Science didn't really get any attention today, other than noticing that it was sunny and hot (weather), but each day we'll go over the year, month, day, day of the week, season and weather.  I'm hoping to find a calendar that pleases me, but so far we don't have one.  We'll also address the senses as we move through this week and talk more about Jetta, what she likes, how she feels, and what her dreams are.

Next week will depend on how far we have gotten this week.  It may become the "Big Dreams" week, in which we stretch our minds into the future and explore different ideas that are in her mind and heart. 

After that, the themes in September are (for each week):
apples, fall and the Autumn Equinox, the Calendar (seasons, months, days, etc), and pumpkins. 

October will be witches, Samhain/ancestor alter, Halloween and magic, family tree and family history. 

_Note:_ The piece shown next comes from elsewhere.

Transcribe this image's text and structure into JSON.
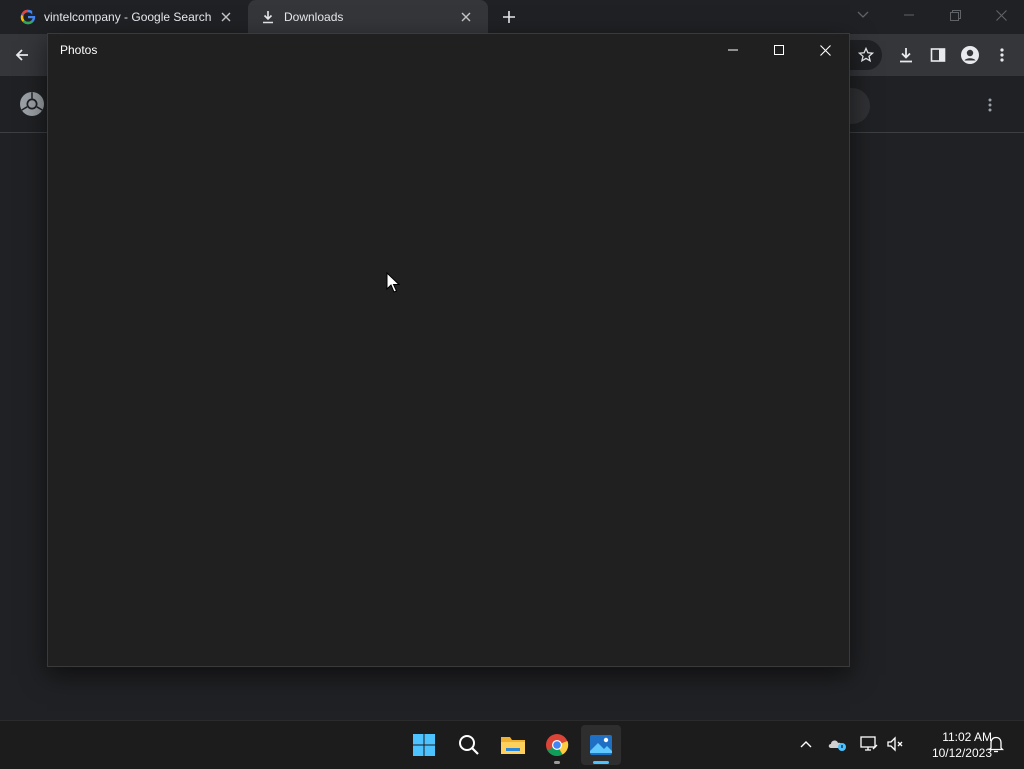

Beginning in November, we'll do leaves, deciduous trees,, take a break for Thanksgiving, and finish November with evergreens.

December themes will be winter holidays around the world, snow stories and snowflakes, giving and gratitude, and then three weeks break.

It's not fancy or all that organized, but for our first day, I feel pretty good about it.

If you're a homeschooler, I'd love to hear about how your school year is starting!

Monday, August 13, 2012

Lunar Creativity

There are some exciting things going on over at Creativity Tribe.  A goddess of art and change, Rachel will be your lunar guide to some potentially incredible journeys inward and amazing leaps and bounds forward along your personal path. 

She is hosting Touch the Moonan e-course and art-ivity gathering about connecting with your creative, intuitive spirit. "Touch the Moon explores lunar rhythms, folklore, and mythology while encouraging you to slow down and go within."  And I am one of the Moon Guides that will be chipping in!  This course starts on August 27, so head on over to check it out and register if this feels like something for you.  It promises to be a really valuable time, and just in time for back to school (or homeschool!)-- what a great treat for all us moms (or dads) who need to remember how to reconnect with ourselves!